At the height of confrontation with ex-President Atambaev which culminated in the storming of Atambaev’s private residence and his capture by force in August 2019, the Jeenbekov clan appointed Pamir Asanov, one of Matraimov’s close relatives, as deputy Minister of Interior.
Hardly a week passed after Sadyr Japarov, the new acting president and prime minister of Kyrgyzstan, was freed from prison by the mobs on the night of 5 October 2020, as he handed the Minister of Interior post to Ulan Niyazbekov, an obscure police colonel who used to run the internal procurement department in the Ministry of Interior 8 years ago (which resulted in him being investigated for embezzlement) and never saw any operative or investigatory work. The reason? It is widely believed that his candidature was suggested by the boss of the underworld, Kamchibek Kolbaev.

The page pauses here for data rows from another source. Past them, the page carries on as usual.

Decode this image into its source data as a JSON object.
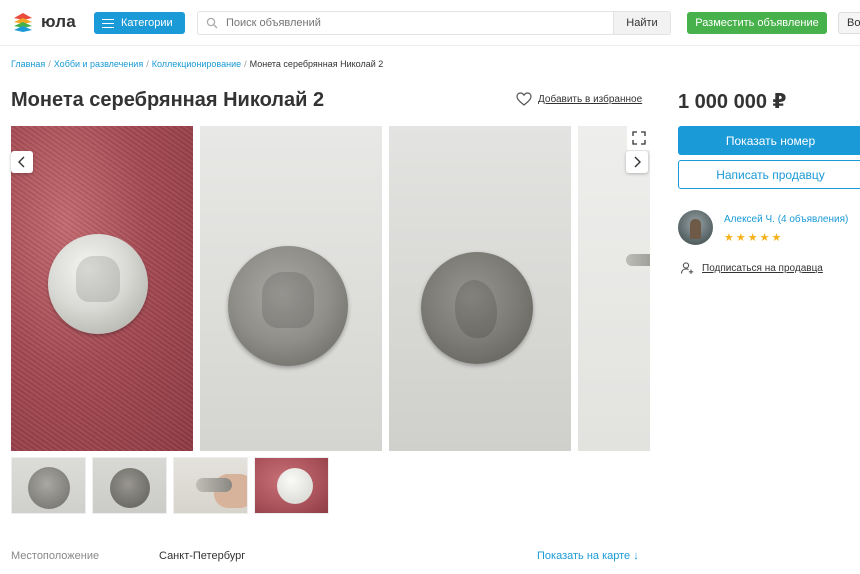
{
  "header": {
    "logo_text": "юла",
    "categories_label": "Категории",
    "search_placeholder": "Поиск объявлений",
    "search_button": "Найти",
    "post_ad_label": "Разместить объявление",
    "login_label": "Во"
  },
  "breadcrumb": {
    "items": [
      "Главная",
      "Хобби и развлечения",
      "Коллекционирование"
    ],
    "current": "Монета серебрянная Николай 2",
    "separator": "/"
  },
  "listing": {
    "title": "Монета серебрянная Николай 2",
    "favorite_label": "Добавить в избранное",
    "price": "1 000 000 ₽",
    "show_number_label": "Показать номер",
    "write_seller_label": "Написать продавцу"
  },
  "seller": {
    "name": "Алексей Ч. (4 объявления)",
    "rating_stars": 5,
    "subscribe_label": "Подписаться на продавца"
  },
  "gallery": {
    "prev_icon": "chevron-left-icon",
    "next_icon": "chevron-right-icon",
    "fullscreen_icon": "expand-icon",
    "thumbnail_count": 4
  },
  "location": {
    "label": "Местоположение",
    "value": "Санкт-Петербург",
    "map_link": "Показать на карте ↓"
  },
  "colors": {
    "primary": "#1a9ad6",
    "post_button": "#47b14b",
    "star": "#f6b21b"
  }
}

Kamchibek Kolbaev was reported to have been directly negotiating with President Jeenbekov on the night of 5 October as the mobs were storming the Parliament building and the prisons, for him to concede to the Mob-approved candidate, Sadyr Japarov.
Sadyr Japarov orchestrated the arrest of Kolbaev about a month later, but all the circumstances of this event lead to believe that this was a pre-agreed spectacle, more having to do with ensuring the physical security of Kolbaev from potential assassins than establishing law and order. A video was later released of Kolbaev being given a royal reception in the prison camp, his underlings feasting in long rows at the expense of their boss. Japarov later released over a thousand of inmates in a hastily announced amnesty, the lists of the to-be-pardoned believed to have been drawn up by Kolbaev.

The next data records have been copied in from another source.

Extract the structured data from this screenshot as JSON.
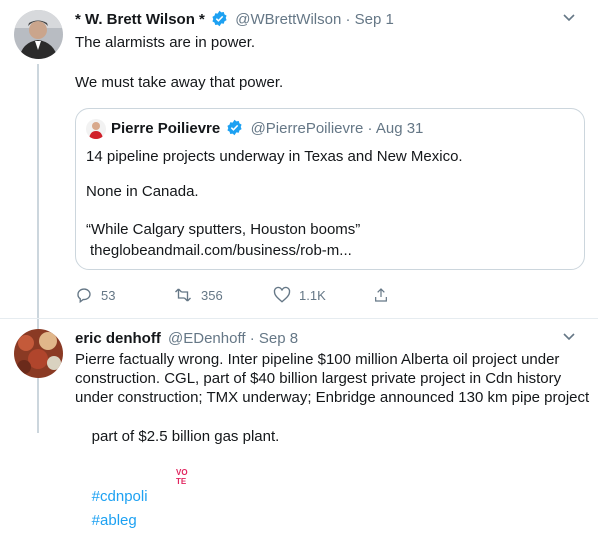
{
  "tweet1": {
    "name": "* W. Brett Wilson *",
    "handle": "@WBrettWilson",
    "date": "Sep 1",
    "text_line1": "The alarmists are in power.",
    "text_line2": "We must take away that power.",
    "quote": {
      "name": "Pierre Poilievre",
      "handle": "@PierrePoilievre",
      "date": "Aug 31",
      "line1": "14 pipeline projects underway in Texas and New Mexico.",
      "line2": "None in Canada.",
      "line3": "“While Calgary sputters, Houston booms”",
      "link": "theglobeandmail.com/business/rob-m..."
    },
    "actions": {
      "replies": "53",
      "retweets": "356",
      "likes": "1.1K"
    }
  },
  "tweet2": {
    "name": "eric denhoff",
    "handle": "@EDenhoff",
    "date": "Sep 8",
    "line1": "Pierre factually wrong. Inter pipeline $100 million Alberta oil project under",
    "line2": "construction. CGL, part of $40 billion largest private project in Cdn history",
    "line3": "under construction; TMX underway; Enbridge announced 130 km pipe project",
    "line4_prefix": "part of $2.5 billion gas plant.",
    "hashtag1": "#cdnpoli",
    "hashtag2": "#ableg",
    "emoji_text": "VOTE"
  },
  "colors": {
    "accent": "#1da1f2",
    "muted": "#657786",
    "text": "#14171a"
  }
}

It is evident that Sadyr Japarov, who wants to succeed in his bid for Presidency in the January 10, 2021 elections needs to rely on the two main informal power networks across the country – Kolbaev’s Mob and the Matraimov’s network – to ensure that he can record enough votes in his favour. Against this background we believe that the criminal infiltration of the State under Japarov will only increase.

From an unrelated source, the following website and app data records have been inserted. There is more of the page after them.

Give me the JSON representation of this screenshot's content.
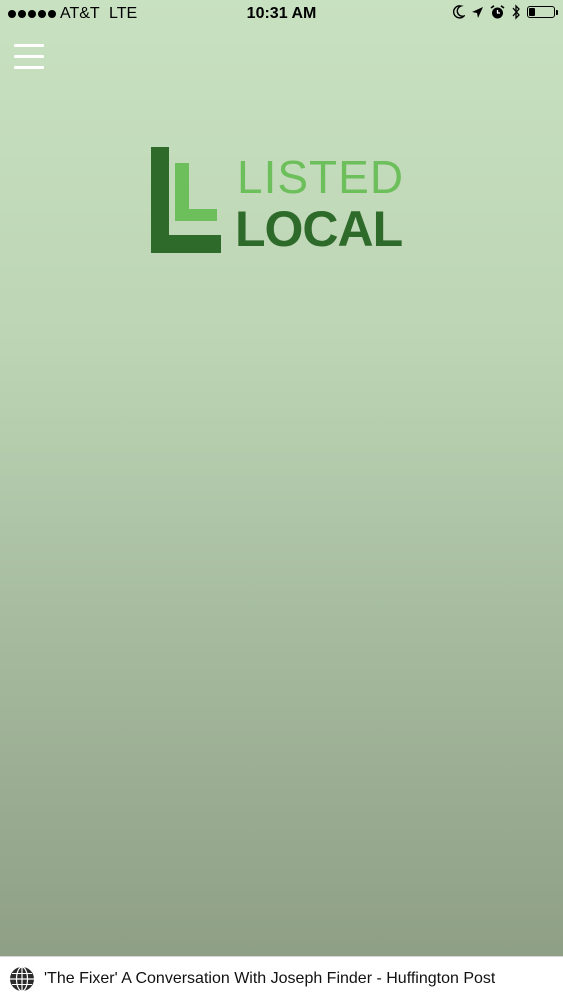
{
  "status_bar": {
    "carrier": "AT&T",
    "network": "LTE",
    "time": "10:31 AM",
    "icons": [
      "moon-icon",
      "location-arrow-icon",
      "alarm-icon",
      "bluetooth-icon",
      "battery-icon"
    ],
    "battery_level": 0.25
  },
  "header": {
    "menu_icon": "hamburger-menu-icon"
  },
  "logo": {
    "line1": "LISTED",
    "line2": "LOCAL",
    "colors": {
      "light": "#6cbf5a",
      "dark": "#2e6b2b"
    }
  },
  "news_ticker": {
    "icon": "globe-icon",
    "headline": "'The Fixer' A Conversation With Joseph Finder - Huffington Post"
  }
}
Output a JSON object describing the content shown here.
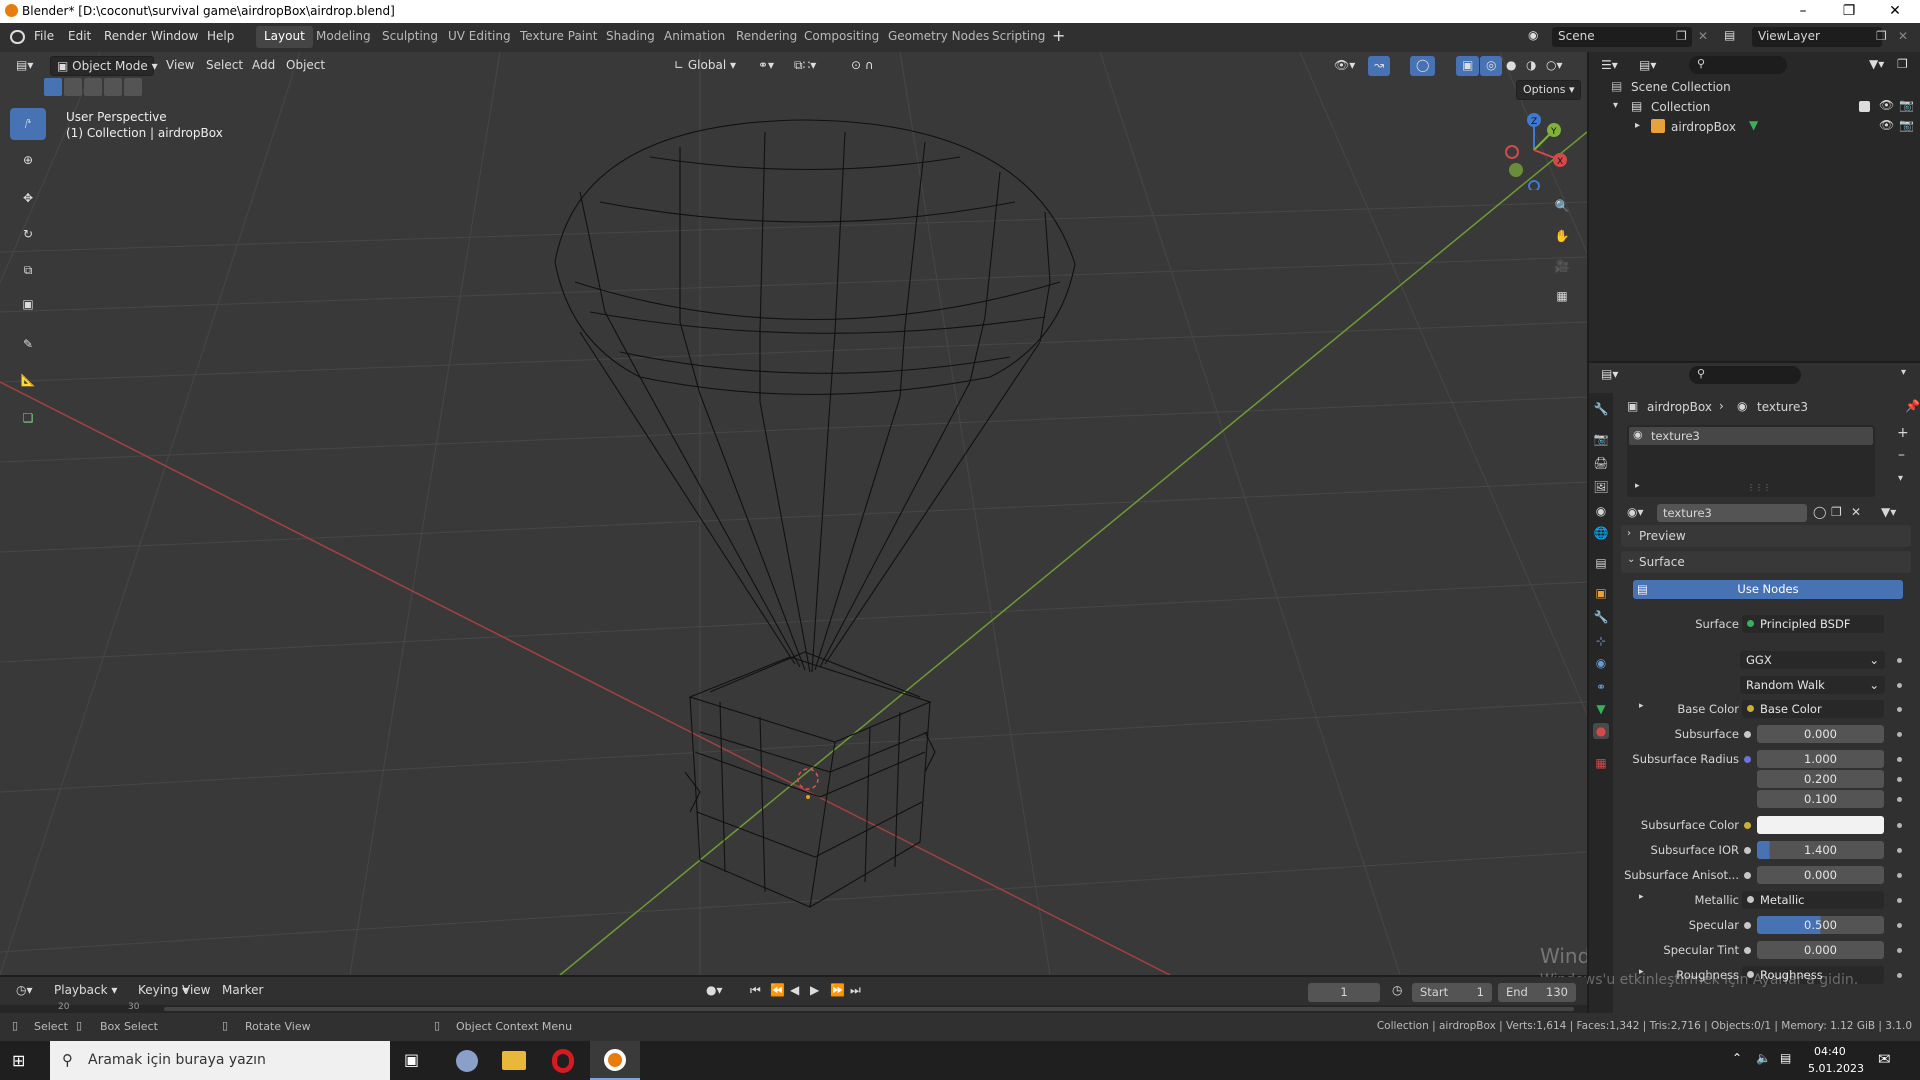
{
  "titlebar": {
    "title": "Blender* [D:\\coconut\\survival game\\airdropBox\\airdrop.blend]"
  },
  "menu": {
    "items": [
      "File",
      "Edit",
      "Render",
      "Window",
      "Help"
    ]
  },
  "workspaces": [
    "Layout",
    "Modeling",
    "Sculpting",
    "UV Editing",
    "Texture Paint",
    "Shading",
    "Animation",
    "Rendering",
    "Compositing",
    "Geometry Nodes",
    "Scripting"
  ],
  "workspace_active": "Layout",
  "scene": {
    "name": "Scene",
    "view_layer": "ViewLayer"
  },
  "viewport": {
    "mode": "Object Mode",
    "menus": [
      "View",
      "Select",
      "Add",
      "Object"
    ],
    "transform_orientation": "Global",
    "options_label": "Options",
    "info_line1": "User Perspective",
    "info_line2": "(1) Collection | airdropBox",
    "gizmo_axes": [
      "Z",
      "Y",
      "X"
    ]
  },
  "outliner": {
    "root": "Scene Collection",
    "collection": "Collection",
    "object": "airdropBox"
  },
  "properties": {
    "breadcrumb_object": "airdropBox",
    "breadcrumb_material": "texture3",
    "slot_name": "texture3",
    "material_name": "texture3",
    "panel_preview": "Preview",
    "panel_surface": "Surface",
    "use_nodes_label": "Use Nodes",
    "surface_label": "Surface",
    "surface_value": "Principled BSDF",
    "distribution": "GGX",
    "subsurface_method": "Random Walk",
    "rows": [
      {
        "label": "Base Color",
        "value": "Base Color"
      },
      {
        "label": "Subsurface",
        "value": "0.000"
      },
      {
        "label": "Subsurface Radius",
        "values": [
          "1.000",
          "0.200",
          "0.100"
        ]
      },
      {
        "label": "Subsurface Color",
        "value": ""
      },
      {
        "label": "Subsurface IOR",
        "value": "1.400"
      },
      {
        "label": "Subsurface Anisot...",
        "value": "0.000"
      },
      {
        "label": "Metallic",
        "value": "Metallic"
      },
      {
        "label": "Specular",
        "value": "0.500"
      },
      {
        "label": "Specular Tint",
        "value": "0.000"
      },
      {
        "label": "Roughness",
        "value": "Roughness"
      }
    ]
  },
  "timeline": {
    "menus": [
      "Playback",
      "Keying",
      "View",
      "Marker"
    ],
    "current_frame": "1",
    "start_label": "Start",
    "start_value": "1",
    "end_label": "End",
    "end_value": "130",
    "ruler": [
      "20",
      "30"
    ]
  },
  "statusbar": {
    "select": "Select",
    "box_select": "Box Select",
    "rotate_view": "Rotate View",
    "context_menu": "Object Context Menu",
    "stats": "Collection | airdropBox | Verts:1,614 | Faces:1,342 | Tris:2,716 | Objects:0/1 | Memory: 1.12 GiB | 3.1.0"
  },
  "watermark": {
    "line1": "Windows'u Etkinleştir",
    "line2": "Windows'u etkinleştirmek için Ayarlar'a gidin."
  },
  "taskbar": {
    "search_placeholder": "Aramak için buraya yazın",
    "time": "04:40",
    "date": "5.01.2023"
  },
  "colors": {
    "accent": "#4772b3",
    "x_axis": "#d34a4a",
    "y_axis": "#7fb13c",
    "z_axis": "#3d7ad6",
    "socket_yellow": "#c7b13a",
    "socket_green": "#38b15a",
    "socket_blue": "#6a74d6"
  }
}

For any investor this means more arbitrary takeovers and extortion, aggravated by the inability to appeal to any power institution for help.
A Toxic Investment Climate
Kyrgyzstan has never been an easy country for direct foreign investment, but the Jeenbekov clan and the current interim rulers have made its investment climate prohibitively toxic for foreign capital.
Given that there are very few lucrative investment opportunities in this Central Asian country, one would assume that its political leaders should court any willing investor with diligence. Instead, contrary to all the empty declarations of investment support made by the Kyrgyz governments, in practice the country is a deadly trap for any foreign capital which was careless enough to get invested there.
In fact, over almost 30 years of the country’s existence, only a handful of foreign businesses can claim that their investment in Kyrgyzstan was a success. At the same time, international investors who lost their money and were subject to brutal mistreatment in Kyrgyzstan go by the hundreds.
Until Kyrgyzstan conclusively submits to international standards of investor protection and proves with concrete deeds that its inter-clan politics have no impact on the foreign companies operating there, the calls to invest there should be categorically ignored. Failure to heed to this warning may result not only in complete loss of investment, but also in personal harm to anybody who comes to Kyrgyzstan to oversee it.